At a public hearing last Wednesday, councilors questioned Kujawski’s lack of environmental experience. The nominee needs approval from the five-member council. During his hearing, Kujawski also said that Sununu had offered him a position at a private company that is planning to move to New Hampshire.
“I said ‘Governor, I admire your selflessness but why would you be willing to give me up to a private company when I came here looking for a job within your administration,’ ” Kujawski said at his hearing.
A Sununu spokesman later said Kujawski had “misspoke.”

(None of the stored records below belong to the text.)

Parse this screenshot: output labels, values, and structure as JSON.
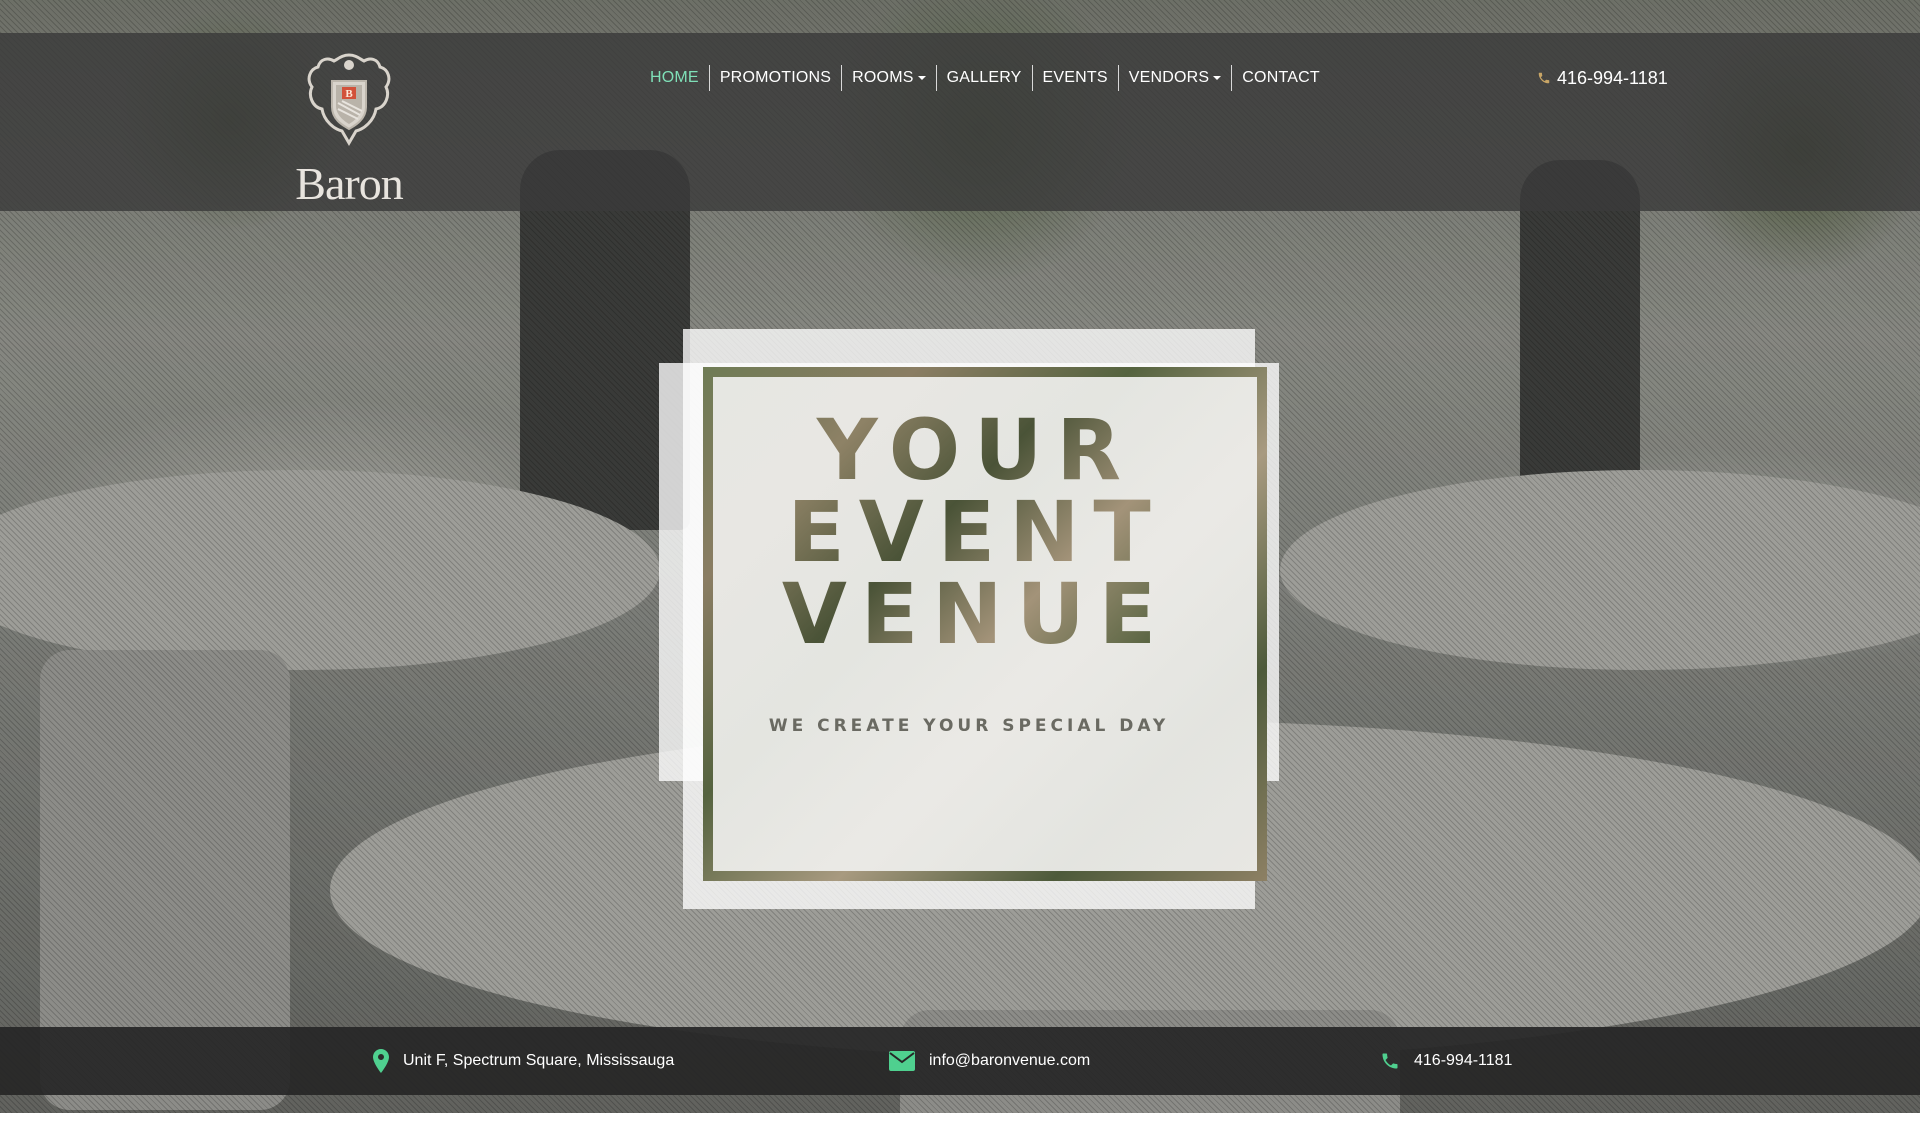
{
  "brand": {
    "logo_text": "Baron",
    "crest_letter": "B"
  },
  "nav": {
    "items": [
      {
        "label": "HOME",
        "active": true,
        "has_dropdown": false
      },
      {
        "label": "PROMOTIONS",
        "active": false,
        "has_dropdown": false
      },
      {
        "label": "ROOMS",
        "active": false,
        "has_dropdown": true
      },
      {
        "label": "GALLERY",
        "active": false,
        "has_dropdown": false
      },
      {
        "label": "EVENTS",
        "active": false,
        "has_dropdown": false
      },
      {
        "label": "VENDORS",
        "active": false,
        "has_dropdown": true
      },
      {
        "label": "CONTACT",
        "active": false,
        "has_dropdown": false
      }
    ]
  },
  "header": {
    "phone": "416-994-1181",
    "phone_icon": "phone-icon"
  },
  "hero": {
    "headline_lines": [
      "YOUR",
      "EVENT",
      "VENUE"
    ],
    "tagline": "WE CREATE YOUR SPECIAL DAY"
  },
  "info_bar": {
    "address": {
      "icon": "map-marker-icon",
      "text": "Unit F, Spectrum Square, Mississauga"
    },
    "email": {
      "icon": "envelope-icon",
      "text": "info@baronvenue.com"
    },
    "phone": {
      "icon": "phone-icon",
      "text": "416-994-1181"
    }
  },
  "colors": {
    "accent": "#7fe0b8",
    "icon_green": "#4fd08f",
    "header_bg": "#3a3a3a",
    "info_bar_bg": "#262626",
    "crest_red": "#d2513a"
  }
}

Governor Chris Sununu has decided to rescind the nomination of Peter Kujawski to be New Hampshire’s next Environmental Services Commissioner. Sununu says members of the Executive Council had concerns about Bedford businessman Peter Kujawski, who claimed during his confirmation hearing that Sununu had offered him several jobs, including one at a private company.
One was Peter Kujawski, Sununu’s pick to head the Department of Environmental Services. Unquestionably, Kujawski has extensive executive experience, both as a military officer and a businessman. However, none of that experience comes in the area of environmental regulation. Kujawski testified at his hearing that the governor discussed several jobs with him in addition to DES: Labor, the Department of Resources and Economic Development, and the Division of Children and Youth Services. The one he might be qualified for, DRED, is not the one Sununu offered…
Equally honest about his shortcomings was Franklin Mayor Ken Merrifield, Sununu’s nominee for Labor Commissioner. He testified that he was not going to pretend to be an expert on “all these matters,” although he has been studying since Sununu nominated him, and will continue to do so. When asked about how he came to be before the council, Merrifield continued to be candid, saying that he had hoped to become a commissioner since graduate school.
But the real controversy came when Merrifield said he wanted to stay on as mayor through October. What was Sununu thinking here? Does he think that Labor does not need a full-time commissioner? Why not appoint someone with a little more experience who could start right away?
Then there is Frank Edelblut, New Hampshire’s Betsy DeVos. With only two months of on-the-job training, Edelblut decided to re-organize the department to give himself more authority. By statute, it is the Board of Education’s responsibility to review the department’s programs and activities, and to make recommendations to the commissioner. Edelblut, however, circumvented the statutory lines of authority. He found a friendly Republican state senator, John Reagan, to introduce legislation giving Edelblut carte blanche to reorganize. In addition, Edelblut would take over the statutory responsibilities of the deputy commissioner of education. When asked why he was filing the amendment, Reagan said, “It’s a new commissioner and he’s a professional manager and this is what he wants to do…”
I do not know why Sununu thinks it is in New Hampshire’s best interest to appoint commissioners with little, if any, pertinent experience. However, if Edelblut’s controversies are a preview of what Sununu’s other unproven commissioners will do, Sununu may find these appointments are not in his own political interest.